> [Extracted data]
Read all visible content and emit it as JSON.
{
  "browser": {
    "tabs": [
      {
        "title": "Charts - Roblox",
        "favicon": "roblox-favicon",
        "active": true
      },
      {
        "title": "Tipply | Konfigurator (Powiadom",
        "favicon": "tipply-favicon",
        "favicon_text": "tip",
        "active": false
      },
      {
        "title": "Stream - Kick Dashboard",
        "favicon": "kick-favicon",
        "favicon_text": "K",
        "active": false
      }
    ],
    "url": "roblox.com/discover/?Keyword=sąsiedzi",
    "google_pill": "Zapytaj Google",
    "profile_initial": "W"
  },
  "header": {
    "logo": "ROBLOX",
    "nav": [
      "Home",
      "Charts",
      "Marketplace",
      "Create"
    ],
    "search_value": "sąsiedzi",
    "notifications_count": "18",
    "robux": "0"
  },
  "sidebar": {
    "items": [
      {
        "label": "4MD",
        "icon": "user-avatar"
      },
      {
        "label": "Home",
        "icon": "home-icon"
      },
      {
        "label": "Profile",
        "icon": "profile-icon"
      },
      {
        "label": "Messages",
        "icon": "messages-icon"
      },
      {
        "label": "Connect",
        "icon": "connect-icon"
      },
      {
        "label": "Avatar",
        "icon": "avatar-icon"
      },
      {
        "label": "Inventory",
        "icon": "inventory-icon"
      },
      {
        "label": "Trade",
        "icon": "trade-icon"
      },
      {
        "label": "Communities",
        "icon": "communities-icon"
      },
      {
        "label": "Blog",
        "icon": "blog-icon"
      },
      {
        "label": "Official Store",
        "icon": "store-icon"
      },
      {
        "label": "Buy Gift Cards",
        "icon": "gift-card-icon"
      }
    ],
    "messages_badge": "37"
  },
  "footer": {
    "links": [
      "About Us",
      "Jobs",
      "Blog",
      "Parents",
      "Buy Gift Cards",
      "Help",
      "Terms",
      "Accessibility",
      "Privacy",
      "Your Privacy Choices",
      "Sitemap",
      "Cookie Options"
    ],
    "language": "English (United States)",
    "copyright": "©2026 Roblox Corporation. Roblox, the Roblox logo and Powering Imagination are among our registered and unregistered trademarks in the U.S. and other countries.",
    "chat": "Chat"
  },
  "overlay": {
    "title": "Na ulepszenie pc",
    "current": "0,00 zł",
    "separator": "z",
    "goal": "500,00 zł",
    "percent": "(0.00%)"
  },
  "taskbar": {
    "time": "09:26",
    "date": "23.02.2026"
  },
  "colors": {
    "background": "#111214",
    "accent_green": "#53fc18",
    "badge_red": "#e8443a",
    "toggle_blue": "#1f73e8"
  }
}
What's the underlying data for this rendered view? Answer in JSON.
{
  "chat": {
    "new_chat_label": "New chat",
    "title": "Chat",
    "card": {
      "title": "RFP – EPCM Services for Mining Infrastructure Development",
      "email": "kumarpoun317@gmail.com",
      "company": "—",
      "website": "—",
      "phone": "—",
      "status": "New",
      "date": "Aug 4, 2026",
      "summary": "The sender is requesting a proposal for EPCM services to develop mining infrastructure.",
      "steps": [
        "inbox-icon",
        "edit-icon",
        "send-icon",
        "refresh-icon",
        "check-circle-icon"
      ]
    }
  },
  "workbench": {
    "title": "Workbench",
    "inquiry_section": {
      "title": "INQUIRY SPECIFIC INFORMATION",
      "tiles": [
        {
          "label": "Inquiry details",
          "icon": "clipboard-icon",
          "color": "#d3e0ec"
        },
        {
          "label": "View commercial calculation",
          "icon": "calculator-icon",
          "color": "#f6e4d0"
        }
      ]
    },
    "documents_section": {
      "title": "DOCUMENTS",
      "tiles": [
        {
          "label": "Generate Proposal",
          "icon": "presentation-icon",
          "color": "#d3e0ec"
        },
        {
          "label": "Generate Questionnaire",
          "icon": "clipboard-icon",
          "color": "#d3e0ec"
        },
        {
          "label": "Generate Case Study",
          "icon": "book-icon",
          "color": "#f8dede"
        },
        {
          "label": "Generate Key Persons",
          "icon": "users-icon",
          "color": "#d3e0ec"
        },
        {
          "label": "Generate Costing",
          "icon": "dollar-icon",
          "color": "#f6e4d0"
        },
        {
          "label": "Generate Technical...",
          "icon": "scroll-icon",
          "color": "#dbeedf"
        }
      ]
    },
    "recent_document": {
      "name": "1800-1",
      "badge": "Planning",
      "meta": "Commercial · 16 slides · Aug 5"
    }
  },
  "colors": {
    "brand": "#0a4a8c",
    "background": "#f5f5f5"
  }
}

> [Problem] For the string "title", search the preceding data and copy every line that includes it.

> [Worked solution]
        "title": "Charts - Roblox",
        "title": "Tipply | Konfigurator (Powiadom",
        "title": "Stream - Kick Dashboard",
    "title": "Na ulepszenie pc",
    "title": "Chat",
      "title": "RFP – EPCM Services for Mining Infrastructure Development",
    "title": "Workbench",
      "title": "INQUIRY SPECIFIC INFORMATION",
      "title": "DOCUMENTS",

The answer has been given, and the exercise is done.